ASSIGNMENT: Scan the records below. Report the number of lines containing the word "Dynamics", and nothing more.

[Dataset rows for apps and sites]
—————

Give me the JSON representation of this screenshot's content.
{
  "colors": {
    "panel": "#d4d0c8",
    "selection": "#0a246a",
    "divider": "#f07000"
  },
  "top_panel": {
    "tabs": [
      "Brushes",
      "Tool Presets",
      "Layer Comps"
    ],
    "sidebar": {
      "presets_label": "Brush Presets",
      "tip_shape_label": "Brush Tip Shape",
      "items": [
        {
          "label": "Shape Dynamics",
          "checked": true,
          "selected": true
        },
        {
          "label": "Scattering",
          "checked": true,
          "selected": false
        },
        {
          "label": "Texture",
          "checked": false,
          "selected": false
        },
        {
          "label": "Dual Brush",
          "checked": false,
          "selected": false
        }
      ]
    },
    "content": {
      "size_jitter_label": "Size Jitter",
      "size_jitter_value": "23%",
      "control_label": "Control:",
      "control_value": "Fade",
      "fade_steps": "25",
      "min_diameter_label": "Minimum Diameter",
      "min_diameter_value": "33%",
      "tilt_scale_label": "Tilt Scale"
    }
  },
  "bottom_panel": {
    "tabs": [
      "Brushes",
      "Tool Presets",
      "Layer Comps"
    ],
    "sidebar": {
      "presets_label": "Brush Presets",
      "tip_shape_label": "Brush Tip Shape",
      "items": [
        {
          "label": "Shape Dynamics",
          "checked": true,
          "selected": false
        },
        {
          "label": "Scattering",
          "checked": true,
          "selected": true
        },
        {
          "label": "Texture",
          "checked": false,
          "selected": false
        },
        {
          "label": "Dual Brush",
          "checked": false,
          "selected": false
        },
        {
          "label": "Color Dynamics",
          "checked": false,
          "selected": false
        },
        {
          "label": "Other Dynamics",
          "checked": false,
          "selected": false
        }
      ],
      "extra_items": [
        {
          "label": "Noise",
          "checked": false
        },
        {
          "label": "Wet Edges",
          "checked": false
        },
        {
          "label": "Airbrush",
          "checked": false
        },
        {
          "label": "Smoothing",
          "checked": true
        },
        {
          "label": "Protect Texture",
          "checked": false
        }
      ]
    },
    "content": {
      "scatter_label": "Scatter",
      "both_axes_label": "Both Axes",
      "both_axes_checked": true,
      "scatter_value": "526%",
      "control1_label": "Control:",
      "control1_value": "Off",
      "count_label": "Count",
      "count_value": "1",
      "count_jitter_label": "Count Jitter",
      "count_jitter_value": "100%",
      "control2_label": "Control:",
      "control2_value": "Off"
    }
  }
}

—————

EXERCISE SOLUTION: 4